    These five hundred villages had a lot of things in common. They were usually laid out with straight streets, in villages with farms clustered around them. The Latter-day Saint meetinghouse—sometimes with a complex of official buildings—was the center of town. There were variations, too. Most settlements were established under President Brigham Young, but not all. Some were personally supervised by a resident General Authority. Some colonists were called from the conference pulpit and went dutifully. Others pulled up stakes on their own and went to what they hoped were better opportunities. Other settlements vigorously recruited more settlers among family and friends.

    We’ll look here at three communities that are, in some ways, representative of the range of Latter-day Saint colonization. The first is Parowan, Utah, founded in 1851 and hence one of the earliest colonies beyond the Wasatch Front. It was led by Elder George A. Smith of the Council of the Twelve on assignment from President Brigham Young. Some of its people had volunteered for a one-year mission; others had been called; still others had been recruited by Elder Smith. Brigham Young personally kept in close touch because of Parowan’s potential importance in establishing an iron industry for Utah.

    In some contrast is Snowflake, Arizona. It came later—in 1879—and was colonized largely by people who were independently seeking better opportunities. The town they founded, though not directed under apostolic authority, was approved by Elder Erastus Snow of the Council of the Twelve and maintained Latter-day Saint ideals of cooperation.

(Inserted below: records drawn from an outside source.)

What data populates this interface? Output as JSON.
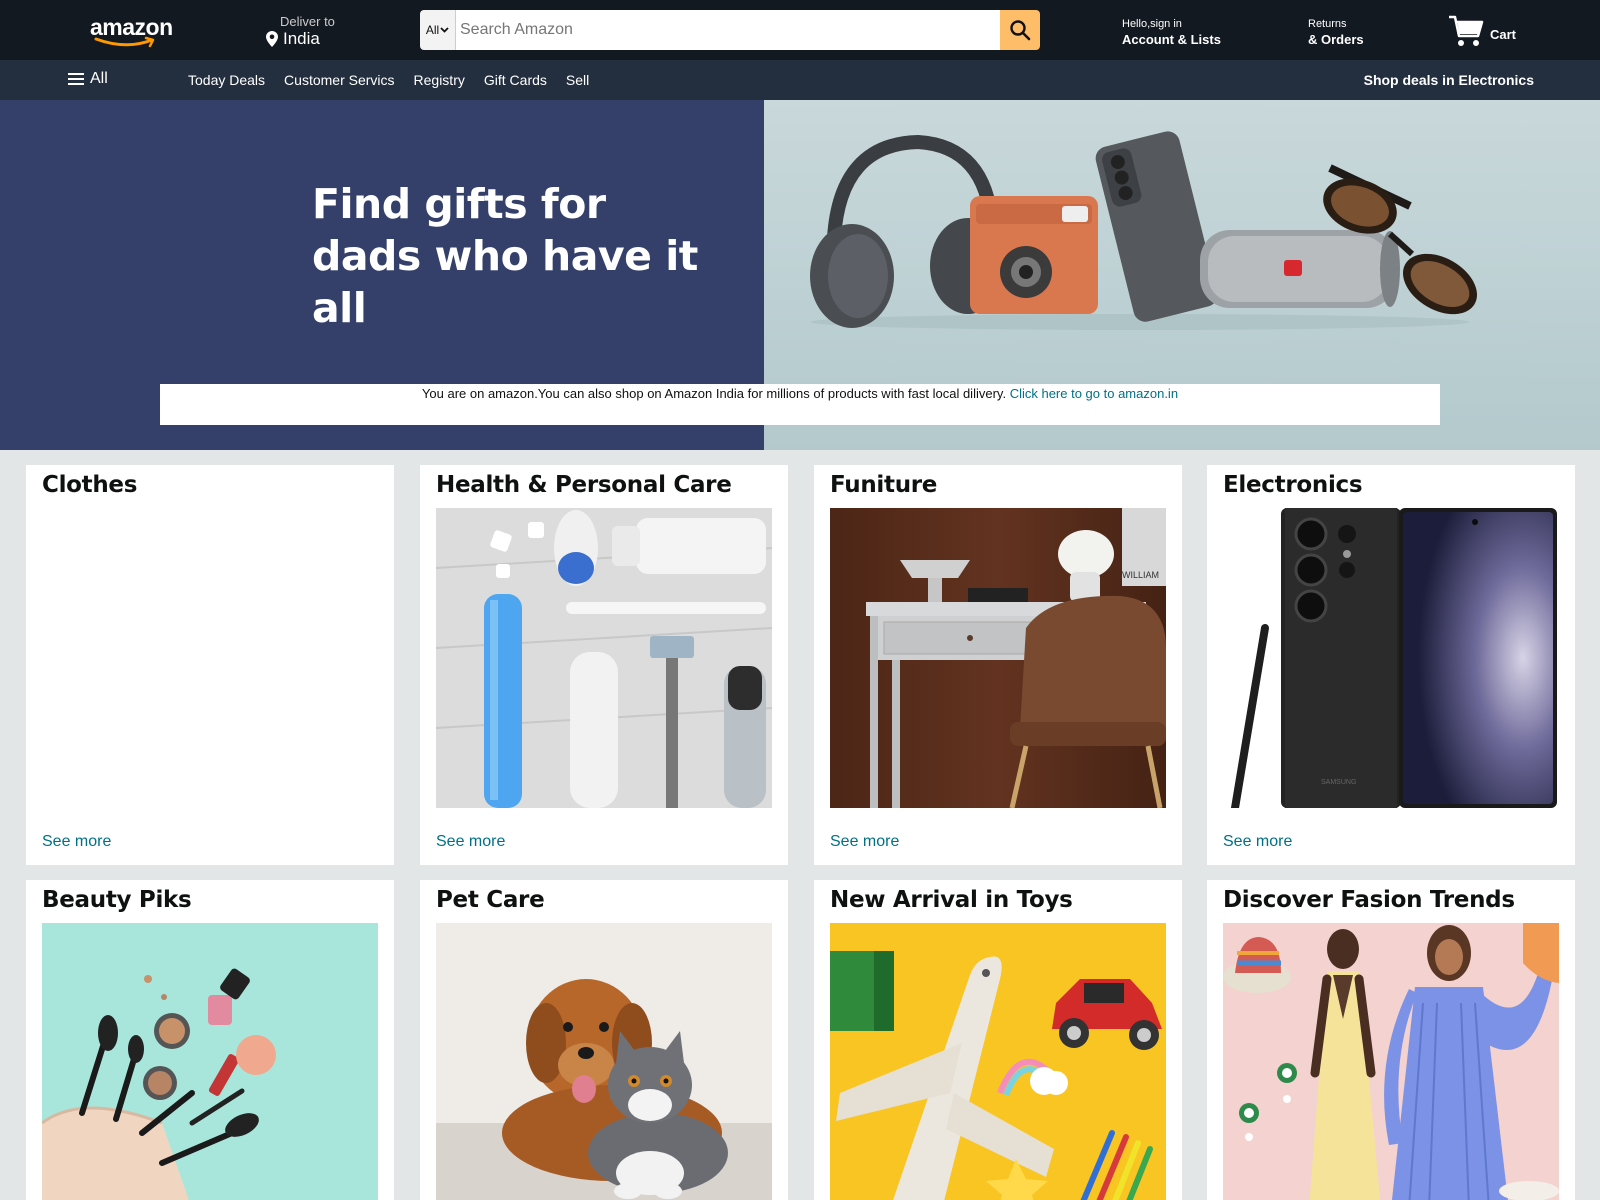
{
  "header": {
    "logo_text": "amazon",
    "deliver_label": "Deliver to",
    "deliver_location": "India",
    "search_category": "All",
    "search_placeholder": "Search Amazon",
    "account_greeting": "Hello,sign in",
    "account_label": "Account & Lists",
    "returns_label": "Returns",
    "orders_label": "& Orders",
    "cart_label": "Cart"
  },
  "subnav": {
    "all_label": "All",
    "links": [
      "Today Deals",
      "Customer Servics",
      "Registry",
      "Gift Cards",
      "Sell"
    ],
    "promo": "Shop deals in Electronics"
  },
  "hero": {
    "heading_line1": "Find gifts for",
    "heading_line2": "dads who have it all"
  },
  "notice": {
    "text": "You are on amazon.You can also shop on Amazon India for millions of products with fast local dilivery.",
    "link_text": "Click here to go to amazon.in"
  },
  "cards": [
    {
      "title": "Clothes",
      "see_more": "See more"
    },
    {
      "title": "Health & Personal Care",
      "see_more": "See more"
    },
    {
      "title": "Funiture",
      "see_more": "See more"
    },
    {
      "title": "Electronics",
      "see_more": "See more"
    },
    {
      "title": "Beauty Piks"
    },
    {
      "title": "Pet Care"
    },
    {
      "title": "New Arrival in Toys"
    },
    {
      "title": "Discover Fasion Trends"
    }
  ],
  "furniture_book_text": "WILLIAM",
  "phone_brand_text": "SAMSUNG",
  "colors": {
    "nav_bg": "#131921",
    "subnav_bg": "#232f3e",
    "search_button": "#febd69",
    "link": "#007185",
    "hero_left": "#34406a"
  }
}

    The third settlement, Cowley, Wyoming, was one of the last to be formally colonized by the Church. Founded in 1900, on the brink of the twentieth century, it had many characteristics in common with the earliest settlements: it was apostle-led, its settlers were called to their mission, and cooperation in building its canal was an absolute necessity for survival.

    All of these settlements contributed to the strengthening of the kingdom and, more importantly, to the testing and building of strong and committed members of the Church.

    Authors’ original spelling has been retained, following standard historical practice. See reasons for spelling variations in “Nineteenth-Century Spelling,” Ensign, Aug. 1975—including uncertain spelling conventions and spelling as an expression of personality.